Congressional Republicans

His colleagues' unhappiness with Cruz didn't begin with his current crusade demanding that they support a doomed effort to defund Obamacare. Instead, it may have begun in the aftermath of that failed gun control push. Cruz claimed that it was his (and Paul's) obstinance that doomed the measure. Senate Republicans believed post-Newtown gun control measures would fail thanks to red-sate Democrats. Cruz's comments were ruining that:

Cruz's blustering, these Republicans argued, was actually counterproductive, since it risked shifting the blame for the defeat of a broadly popular bill away from those Democrats and onto obstructionist Republicans.
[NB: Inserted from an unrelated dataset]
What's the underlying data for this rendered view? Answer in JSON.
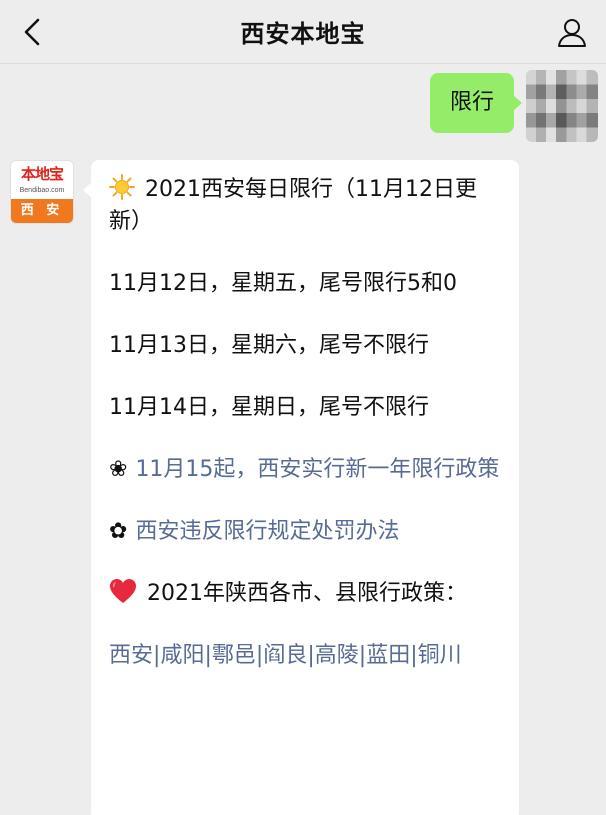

Combined, the list above comprises maybe 100 Republican primary voters, of course, so their critiques probably don't mean a lot to the ambitious Cruz, who now has the media (ourselves included) to convey his accomplishments instead of Christmas-letter emails.

Some (or one) of those congressional colleagues are doing their best to step on Cruz's media-friendly outreach. On Fox News Sunday, Chris Wallace revealed that he'd received information critical of Cruz from "top Republicans" prior to an interview he conducted. (Senate Minority Leader Mitch McConnell denies involvement.)

Being held in contempt by the establishment will only help Cruz in the circles to whom he's trying to appeal, of course. GQ quotes Cruz: "I cannot tell you how many little old ladies clasped my shoulder and said, 'Ted, please don't go to Washington and become one of them.'" The distaste of others a point of pride for Cruz, whose micropopulist appeals contrast sharply with his unabashed pleasure with his own accomplishments. In law school, one former roommate reports, Cruz "didn't want [to study with] anybody from 'minor Ivies' like Penn or Brown." That excludes your average Tea Party member.

But his bid is working — so well that former Tea Party favorite Sarah Palin is trying to ensure she hitches herself to his star. "Bombs Away on Obamacare," reads her latest piece at Breitbart.

Welcome to our world, Ted. The same people have been denouncing conservatives like me for years (right after they ask for help fundraising for themselves or endorsing the latest candidate they’ve suckered into paying their exorbitant consulting fees). We can compare shiv marks next time we meet, my friend.

When even Sarah Palin is an eager follower, Ted Cruz must be making enemies with all the right people to ensure his conservative cred.

This article is from the archive of our partner The Wire.